[[ SOURCE DATA, beginning ]]

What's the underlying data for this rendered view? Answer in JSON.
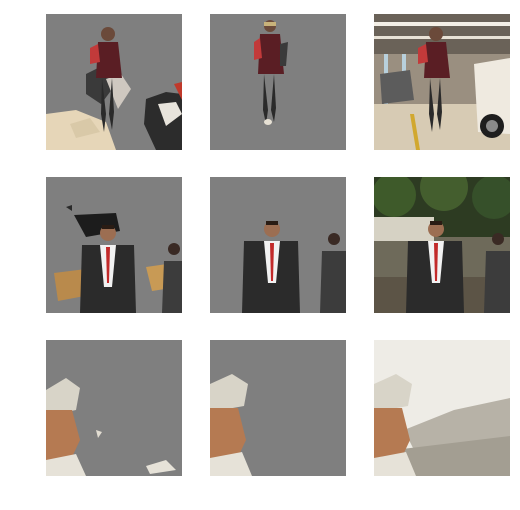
{
  "grid": {
    "rows": [
      {
        "scene": "woman-walking-parking-garage",
        "panels": [
          {
            "kind": "mask-prediction-a",
            "background": "#7f7f7f"
          },
          {
            "kind": "mask-prediction-b",
            "background": "#7f7f7f"
          },
          {
            "kind": "original-image"
          }
        ]
      },
      {
        "scene": "man-in-suit-red-tie-walking",
        "panels": [
          {
            "kind": "mask-prediction-a",
            "background": "#7f7f7f"
          },
          {
            "kind": "mask-prediction-b",
            "background": "#7f7f7f"
          },
          {
            "kind": "original-image"
          }
        ]
      },
      {
        "scene": "head-wrap-on-rocky-shore",
        "panels": [
          {
            "kind": "mask-prediction-a",
            "background": "#7f7f7f"
          },
          {
            "kind": "mask-prediction-b",
            "background": "#7f7f7f"
          },
          {
            "kind": "original-image"
          }
        ]
      }
    ]
  }
}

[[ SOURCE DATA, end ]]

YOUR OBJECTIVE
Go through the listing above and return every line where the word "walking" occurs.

WRITTEN REPLY
        "scene": "woman-walking-parking-garage",
        "scene": "man-in-suit-red-tie-walking",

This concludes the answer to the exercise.